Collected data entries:
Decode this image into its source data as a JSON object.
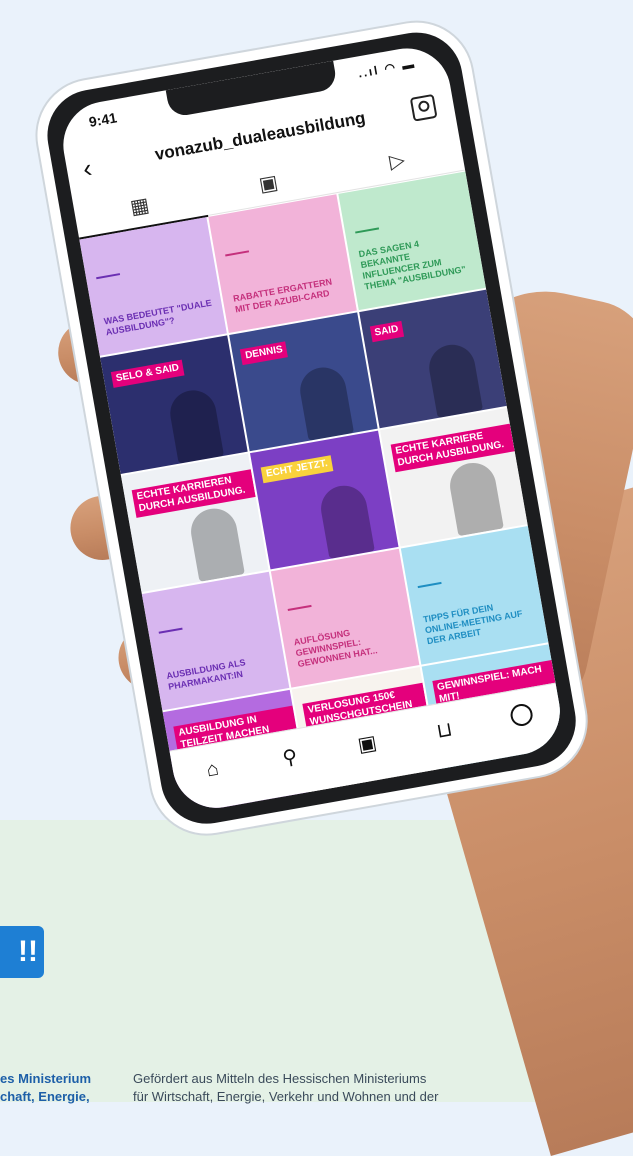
{
  "status_bar": {
    "time": "9:41",
    "signal": "..ıl ◠ ▬"
  },
  "profile": {
    "username": "vonazub_dualeausbildung"
  },
  "profile_tabs": [
    {
      "name": "tab-grid",
      "icon": "grid-icon",
      "glyph": "▦"
    },
    {
      "name": "tab-reels",
      "icon": "reels-icon",
      "glyph": "▣"
    },
    {
      "name": "tab-video",
      "icon": "play-icon",
      "glyph": "▷"
    }
  ],
  "posts": [
    {
      "bg": "#d7b6ef",
      "accent": "#6b2fb3",
      "text": "WAS BEDEUTET \"DUALE AUSBILDUNG\"?"
    },
    {
      "bg": "#f2b3d9",
      "accent": "#c5307c",
      "text": "RABATTE ERGATTERN MIT DER AZUBI-CARD"
    },
    {
      "bg": "#bfe9cd",
      "accent": "#2f9a58",
      "text": "DAS SAGEN 4 BEKANNTE INFLUENCER ZUM THEMA \"AUSBILDUNG\""
    },
    {
      "bg": "#2c2f6e",
      "accent": "#e4007c",
      "text": "SELO & SAID",
      "headline": "SELO & SAID"
    },
    {
      "bg": "#3a4a8c",
      "accent": "#e4007c",
      "text": "DENNIS",
      "headline": "DENNIS"
    },
    {
      "bg": "#3b3f77",
      "accent": "#e4007c",
      "text": "SAID",
      "headline": "SAID"
    },
    {
      "bg": "#eef1f5",
      "accent": "#e4007c",
      "text": "ECHT JETZT. ECHTE KARRIEREN DURCH AUSBILDUNG.",
      "headline": "ECHTE KARRIEREN DURCH AUSBILDUNG."
    },
    {
      "bg": "#7c3fc4",
      "accent": "#f9d23c",
      "text": "ECHT JETZT. ECHTE KARRIEREN",
      "headline": "ECHT JETZT."
    },
    {
      "bg": "#f2f2f2",
      "accent": "#e4007c",
      "text": "ECHT JETZT. ECHTE KARRIERE DURCH AUSBILDUNG.",
      "headline": "ECHTE KARRIERE DURCH AUSBILDUNG."
    },
    {
      "bg": "#d7b6ef",
      "accent": "#6b2fb3",
      "text": "AUSBILDUNG ALS PHARMAKANT:IN"
    },
    {
      "bg": "#f2b3d9",
      "accent": "#c5307c",
      "text": "AUFLÖSUNG GEWINNSPIEL: GEWONNEN HAT..."
    },
    {
      "bg": "#a9dff2",
      "accent": "#1f8ec2",
      "text": "TIPPS FÜR DEIN ONLINE-MEETING AUF DER ARBEIT"
    },
    {
      "bg": "#b46be0",
      "accent": "#e4007c",
      "text": "AUSBILDUNG IN TEILZEIT MACHEN",
      "headline": "AUSBILDUNG IN TEILZEIT MACHEN"
    },
    {
      "bg": "#f7f3ee",
      "accent": "#e4007c",
      "text": "VERLOSUNG 150€ WUNSCHGUTSCHEIN",
      "headline": "VERLOSUNG 150€ WUNSCHGUTSCHEIN"
    },
    {
      "bg": "#a9dff2",
      "accent": "#e4007c",
      "text": "GEWINNSPIEL: MACH MIT!",
      "headline": "GEWINNSPIEL: MACH MIT!"
    }
  ],
  "bottom_nav": [
    {
      "name": "home-icon",
      "glyph": "⌂"
    },
    {
      "name": "search-icon",
      "glyph": "⚲"
    },
    {
      "name": "reels-icon",
      "glyph": "▣"
    },
    {
      "name": "shop-icon",
      "glyph": "⊔"
    },
    {
      "name": "profile-icon",
      "glyph": ""
    }
  ],
  "badge": {
    "text": "!!"
  },
  "footer": {
    "partial_line1": "es Ministerium",
    "partial_line2": "chaft, Energie,",
    "funding_line1": "Gefördert aus Mitteln des Hessischen Ministeriums",
    "funding_line2": "für Wirtschaft, Energie, Verkehr und Wohnen und der"
  },
  "colors": {
    "page_bg": "#eaf2fb",
    "green_bg": "#e4f1e6",
    "brand_blue": "#1e7fd4",
    "phone_frame": "#1c1d1f"
  }
}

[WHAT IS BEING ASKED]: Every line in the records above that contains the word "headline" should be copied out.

[REPLY]:
      "headline": "SELO & SAID"
      "headline": "DENNIS"
      "headline": "SAID"
      "headline": "ECHTE KARRIEREN DURCH AUSBILDUNG."
      "headline": "ECHT JETZT."
      "headline": "ECHTE KARRIERE DURCH AUSBILDUNG."
      "headline": "AUSBILDUNG IN TEILZEIT MACHEN"
      "headline": "VERLOSUNG 150€ WUNSCHGUTSCHEIN"
      "headline": "GEWINNSPIEL: MACH MIT!"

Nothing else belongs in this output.